WORK ORDER:
Where the lines below hold images, skip those and copy every word exactly.

Data records for software interfaces:
_ _ _ _
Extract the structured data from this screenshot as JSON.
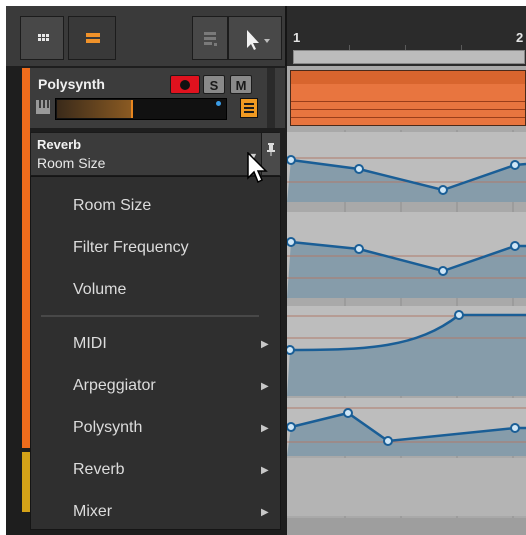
{
  "ruler": {
    "bar_1": "1",
    "bar_2": "2"
  },
  "toolbar": {
    "grid_icon": "grid-icon",
    "list_icon": "list-icon",
    "mute_icon": "mute-lines-icon",
    "pointer_icon": "pointer-icon"
  },
  "track": {
    "name": "Polysynth",
    "color": "#ef6c1c",
    "solo_label": "S",
    "mute_label": "M",
    "record_color": "#e0121e"
  },
  "parameter": {
    "device": "Reverb",
    "name": "Room Size"
  },
  "menu": {
    "params": [
      {
        "label": "Room Size"
      },
      {
        "label": "Filter Frequency"
      },
      {
        "label": "Volume"
      }
    ],
    "submenus": [
      {
        "label": "MIDI",
        "arrow": "▶"
      },
      {
        "label": "Arpeggiator",
        "arrow": "▶"
      },
      {
        "label": "Polysynth",
        "arrow": "▶"
      },
      {
        "label": "Reverb",
        "arrow": "▶"
      },
      {
        "label": "Mixer",
        "arrow": "▶"
      }
    ]
  },
  "colors": {
    "accent_orange": "#ef6c1c",
    "automation_line": "#1a5e96",
    "automation_fill": "#7d97a7",
    "clip_color": "#e8753f"
  }
}
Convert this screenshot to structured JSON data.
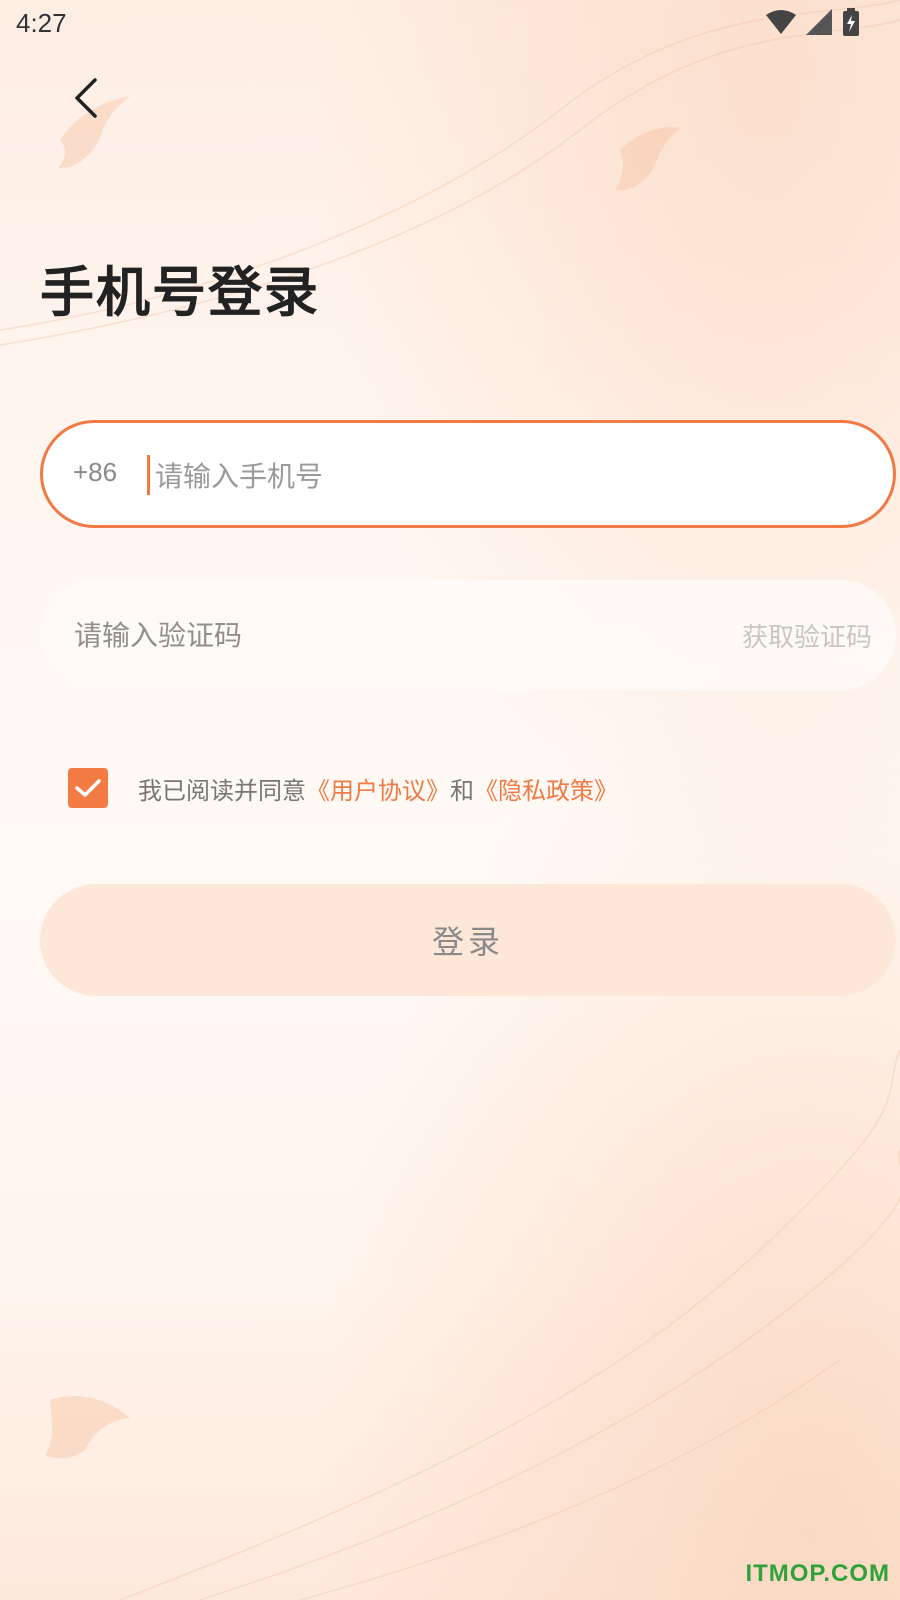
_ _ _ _
SOLVED EXERCISE:
Extract the structured data from this screenshot as JSON.
{
  "ruler": {
    "bar_1": "1",
    "bar_2": "2"
  },
  "toolbar": {
    "grid_icon": "grid-icon",
    "list_icon": "list-icon",
    "mute_icon": "mute-lines-icon",
    "pointer_icon": "pointer-icon"
  },
  "track": {
    "name": "Polysynth",
    "color": "#ef6c1c",
    "solo_label": "S",
    "mute_label": "M",
    "record_color": "#e0121e"
  },
  "parameter": {
    "device": "Reverb",
    "name": "Room Size"
  },
  "menu": {
    "params": [
      {
        "label": "Room Size"
      },
      {
        "label": "Filter Frequency"
      },
      {
        "label": "Volume"
      }
    ],
    "submenus": [
      {
        "label": "MIDI",
        "arrow": "▶"
      },
      {
        "label": "Arpeggiator",
        "arrow": "▶"
      },
      {
        "label": "Polysynth",
        "arrow": "▶"
      },
      {
        "label": "Reverb",
        "arrow": "▶"
      },
      {
        "label": "Mixer",
        "arrow": "▶"
      }
    ]
  },
  "colors": {
    "accent_orange": "#ef6c1c",
    "automation_line": "#1a5e96",
    "automation_fill": "#7d97a7",
    "clip_color": "#e8753f"
  }
}
Convert this screenshot to structured JSON data.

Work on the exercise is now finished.